You know, I pick the scenes and then Michael picks the wines and then we get together and he'll usually have three to four options for each particular scene. He'll come up with his basic take on the scene and think, 'All right, here we got a scene' -- and there's a scene from Fitzgerald where you've got these two very different complex characters and I forget the specifics, but he says, 'Given that we have a red wine that's a blend of two different grapes, they're also very complex, so that might be a nice pairing.' So, you know, again, some of it is more thoughtful and some is a little tongue and cheek 'let's have a little fun,' especially the scenes that are lighter and more comedic, instead of finding a funny angle into why we're going to pair that particular scene with this particular wine.
Photo by Lauren Drell; writer-director Ed Burns and City Winery Founder Michael Dorf show a scene from She's the One.
I read that that you're a big fan of a bold Cabernet and that you became an amateur "wine geek" after a trip to Napa Valley seven years ago. Did that trip change or refine your palate and if so, how?
Yeah. I think it was just I had finally gotten some education into sort of identifying what I liked and I guess why I liked it. So now, given that that the California Cabs are my favorite, I like that hunt to try and discover a new one that I haven't had and I just came across a great one called Rudd that's now my current favorite and it's one I hadn't had before. It's fun finding the new ones.
How did you discover Rudd?
My wife [model Christy Turlington] and I have a group of friends actually through the kids and we do rotating dinner parties at friends apartments and part of the thing is you want to introduce your friends to the good new wine that you find out about and a friend of mine brought the Rudd and it went down that night as the bottle of the night.
I'm going to have to check it.
Oh yeah. It is delicious.
What do you hope people walk away with tonight? Are there one or two main takeaways?
(Sips wine.) Maybe a little peek behind the curtain into, I guess, not only my creative process, but also sort of the mechanics of how films are not only made, but how they now are sold and distributed. I've always been interested in the behind-the-scenes of the movie business and it's fun to talk about and I like to share the highs and the lows. So, I think they also probably get a pretty good look at who I really am, especially because when there's wine involved and when you hit your eighth glass, you're probably a little bit more honest than I am with you right now (laughs).
Out of the scenes that you're showing tonight and the wines that were selected, do you have a particularly favorite?

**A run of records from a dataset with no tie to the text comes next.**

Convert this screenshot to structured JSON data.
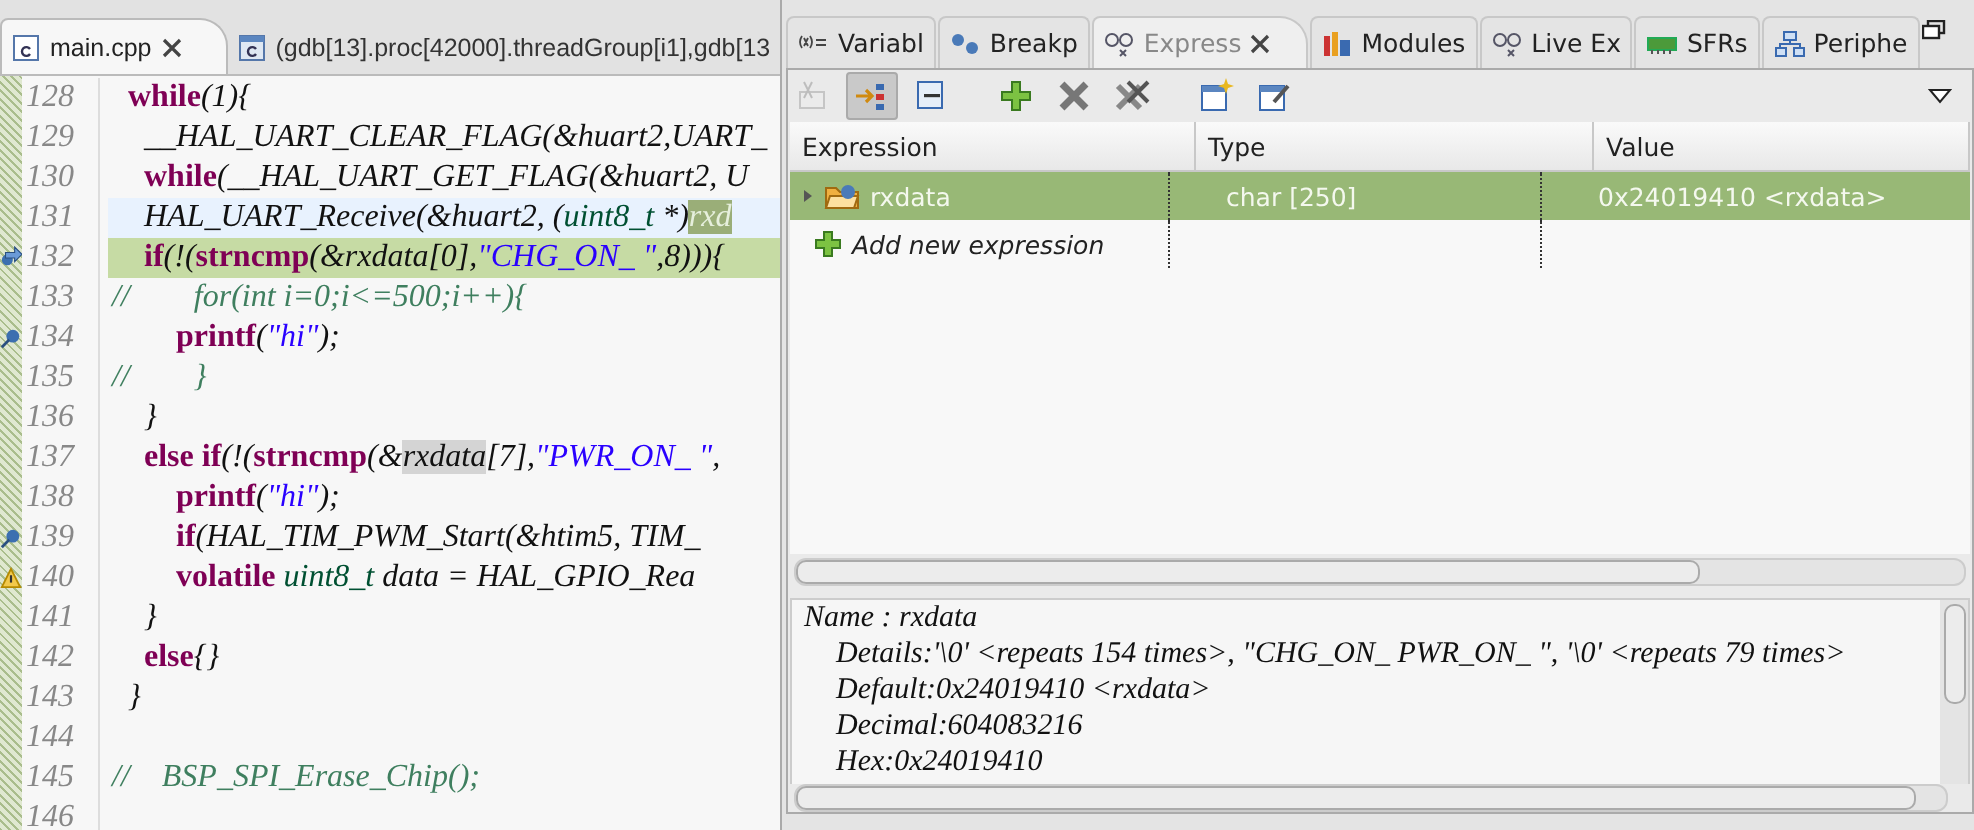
{
  "editor": {
    "tabs": [
      {
        "label": "main.cpp",
        "selected": true
      },
      {
        "label": "(gdb[13].proc[42000].threadGroup[i1],gdb[13",
        "selected": false
      }
    ],
    "lines": [
      {
        "number": "128",
        "breakpoint": false,
        "pointer": false,
        "warning": false,
        "current": false,
        "debug": false,
        "segments": [
          {
            "kind": "kw",
            "text": "  while"
          },
          {
            "kind": "plain",
            "text": "(1){"
          }
        ]
      },
      {
        "number": "129",
        "breakpoint": false,
        "pointer": false,
        "warning": false,
        "current": false,
        "debug": false,
        "segments": [
          {
            "kind": "plain",
            "text": "    __HAL_UART_CLEAR_FLAG(&huart2,UART_"
          }
        ]
      },
      {
        "number": "130",
        "breakpoint": false,
        "pointer": false,
        "warning": false,
        "current": false,
        "debug": false,
        "segments": [
          {
            "kind": "kw",
            "text": "    while"
          },
          {
            "kind": "plain",
            "text": "(__HAL_UART_GET_FLAG(&huart2, U"
          }
        ]
      },
      {
        "number": "131",
        "breakpoint": false,
        "pointer": false,
        "warning": false,
        "current": true,
        "debug": false,
        "segments": [
          {
            "kind": "plain",
            "text": "    HAL_UART_Receive(&huart2, ("
          },
          {
            "kind": "type",
            "text": "uint8_t"
          },
          {
            "kind": "plain",
            "text": " *)"
          },
          {
            "kind": "mark",
            "text": "rxd"
          }
        ]
      },
      {
        "number": "132",
        "breakpoint": true,
        "pointer": true,
        "warning": false,
        "current": false,
        "debug": true,
        "segments": [
          {
            "kind": "kw",
            "text": "    if"
          },
          {
            "kind": "plain",
            "text": "(!("
          },
          {
            "kind": "kw",
            "text": "strncmp"
          },
          {
            "kind": "plain",
            "text": "(&rxdata[0],"
          },
          {
            "kind": "str",
            "text": "\"CHG_ON_ \""
          },
          {
            "kind": "plain",
            "text": ",8))){"
          }
        ]
      },
      {
        "number": "133",
        "breakpoint": false,
        "pointer": false,
        "warning": false,
        "current": false,
        "debug": false,
        "segments": [
          {
            "kind": "comment",
            "text": "//        for(int i=0;i<=500;i++){"
          }
        ]
      },
      {
        "number": "134",
        "breakpoint": true,
        "pointer": false,
        "warning": false,
        "current": false,
        "debug": false,
        "segments": [
          {
            "kind": "kw",
            "text": "        printf"
          },
          {
            "kind": "plain",
            "text": "("
          },
          {
            "kind": "str",
            "text": "\"hi\""
          },
          {
            "kind": "plain",
            "text": ");"
          }
        ]
      },
      {
        "number": "135",
        "breakpoint": false,
        "pointer": false,
        "warning": false,
        "current": false,
        "debug": false,
        "segments": [
          {
            "kind": "comment",
            "text": "//        }"
          }
        ]
      },
      {
        "number": "136",
        "breakpoint": false,
        "pointer": false,
        "warning": false,
        "current": false,
        "debug": false,
        "segments": [
          {
            "kind": "plain",
            "text": "    }"
          }
        ]
      },
      {
        "number": "137",
        "breakpoint": false,
        "pointer": false,
        "warning": false,
        "current": false,
        "debug": false,
        "segments": [
          {
            "kind": "kw",
            "text": "    else if"
          },
          {
            "kind": "plain",
            "text": "(!("
          },
          {
            "kind": "kw",
            "text": "strncmp"
          },
          {
            "kind": "plain",
            "text": "(&"
          },
          {
            "kind": "mark",
            "text": "rxdata"
          },
          {
            "kind": "plain",
            "text": "[7],"
          },
          {
            "kind": "str",
            "text": "\"PWR_ON_ \""
          },
          {
            "kind": "plain",
            "text": ","
          }
        ]
      },
      {
        "number": "138",
        "breakpoint": false,
        "pointer": false,
        "warning": false,
        "current": false,
        "debug": false,
        "segments": [
          {
            "kind": "kw",
            "text": "        printf"
          },
          {
            "kind": "plain",
            "text": "("
          },
          {
            "kind": "str",
            "text": "\"hi\""
          },
          {
            "kind": "plain",
            "text": ");"
          }
        ]
      },
      {
        "number": "139",
        "breakpoint": true,
        "pointer": false,
        "warning": false,
        "current": false,
        "debug": false,
        "segments": [
          {
            "kind": "kw",
            "text": "        if"
          },
          {
            "kind": "plain",
            "text": "(HAL_TIM_PWM_Start(&htim5, TIM_"
          }
        ]
      },
      {
        "number": "140",
        "breakpoint": false,
        "pointer": false,
        "warning": true,
        "current": false,
        "debug": false,
        "segments": [
          {
            "kind": "kw",
            "text": "        volatile"
          },
          {
            "kind": "type",
            "text": " uint8_t"
          },
          {
            "kind": "plain",
            "text": " data = HAL_GPIO_Rea"
          }
        ]
      },
      {
        "number": "141",
        "breakpoint": false,
        "pointer": false,
        "warning": false,
        "current": false,
        "debug": false,
        "segments": [
          {
            "kind": "plain",
            "text": "    }"
          }
        ]
      },
      {
        "number": "142",
        "breakpoint": false,
        "pointer": false,
        "warning": false,
        "current": false,
        "debug": false,
        "segments": [
          {
            "kind": "kw",
            "text": "    else"
          },
          {
            "kind": "plain",
            "text": "{}"
          }
        ]
      },
      {
        "number": "143",
        "breakpoint": false,
        "pointer": false,
        "warning": false,
        "current": false,
        "debug": false,
        "segments": [
          {
            "kind": "plain",
            "text": "  }"
          }
        ]
      },
      {
        "number": "144",
        "breakpoint": false,
        "pointer": false,
        "warning": false,
        "current": false,
        "debug": false
      },
      {
        "number": "145",
        "breakpoint": false,
        "pointer": false,
        "warning": false,
        "current": false,
        "debug": false,
        "segments": [
          {
            "kind": "comment",
            "text": "//    BSP_SPI_Erase_Chip();"
          }
        ]
      },
      {
        "number": "146",
        "breakpoint": false,
        "pointer": false,
        "warning": false,
        "current": false,
        "debug": false
      }
    ]
  },
  "view": {
    "tabs": [
      {
        "label": "Variabl",
        "selected": false
      },
      {
        "label": "Breakp",
        "selected": false
      },
      {
        "label": "Express",
        "selected": true
      },
      {
        "label": "Modules",
        "selected": false
      },
      {
        "label": "Live Ex",
        "selected": false
      },
      {
        "label": "SFRs",
        "selected": false
      },
      {
        "label": "Periphe",
        "selected": false
      }
    ],
    "toolbar": [
      {
        "disabled": true,
        "pressed": false
      },
      {
        "disabled": false,
        "pressed": true
      },
      {
        "disabled": false,
        "pressed": false
      },
      {
        "disabled": false,
        "pressed": false
      },
      {
        "disabled": false,
        "pressed": false
      },
      {
        "disabled": false,
        "pressed": false
      },
      {
        "disabled": false,
        "pressed": false
      },
      {
        "disabled": false,
        "pressed": false
      }
    ],
    "table": {
      "columns": [
        "Expression",
        "Type",
        "Value"
      ],
      "rows": [
        {
          "kind": "expression",
          "expression": "rxdata",
          "type": "char [250]",
          "value": "0x24019410 <rxdata>",
          "selected": true
        },
        {
          "kind": "add",
          "expression": "Add new expression",
          "selected": false
        }
      ]
    },
    "details": [
      "Name : rxdata",
      "Details:'\\0' <repeats 154 times>, \"CHG_ON_ PWR_ON_ \", '\\0' <repeats 79 times>",
      "Default:0x24019410 <rxdata>",
      "Decimal:604083216",
      "Hex:0x24019410"
    ]
  }
}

City Winery's Cab that they produce is my favorite wine that they have here and it's a really nice robust Cab and we paired that with probably my favorite scene from Fitzgerald's. That's the final wine and scene of the night, which is a scene between Connie Britton and I where our characters sort of first connect. Connie was in my first film Brothers McMullen and is a longtime friend.
She's great in Nashville.
She's great in Nashville. She did me a great favor by remaining loyal to me. You know, I'm making this little movie and Connie is very busy and very much in-demand and this was a smaller part and I said, 'I wrote something with you in mind, can you give us a week?' And she goes, "I've got a week in January when we're not shooting, I will be there." So, it's good to have friends like that.
The Fitzgerald Family Christmas trailer.
Since we're talking about Christmas and movies and wine, what are your plans for the holidays? Will there be wine involved?
There's always wine involved. We're actually going to the East Bay area where my wife is from for Christmas. The great thing about going to the suburbs of San Fran and Oakland is you go to the supermarket and the wine selection is out of this world and those wines that you're used to spending, let's say $50 for in New York, you're getting at a fraction of that cost because it's their backyard.
"The Fitzgerald Family Christmas" is available On Demand and on iTunes.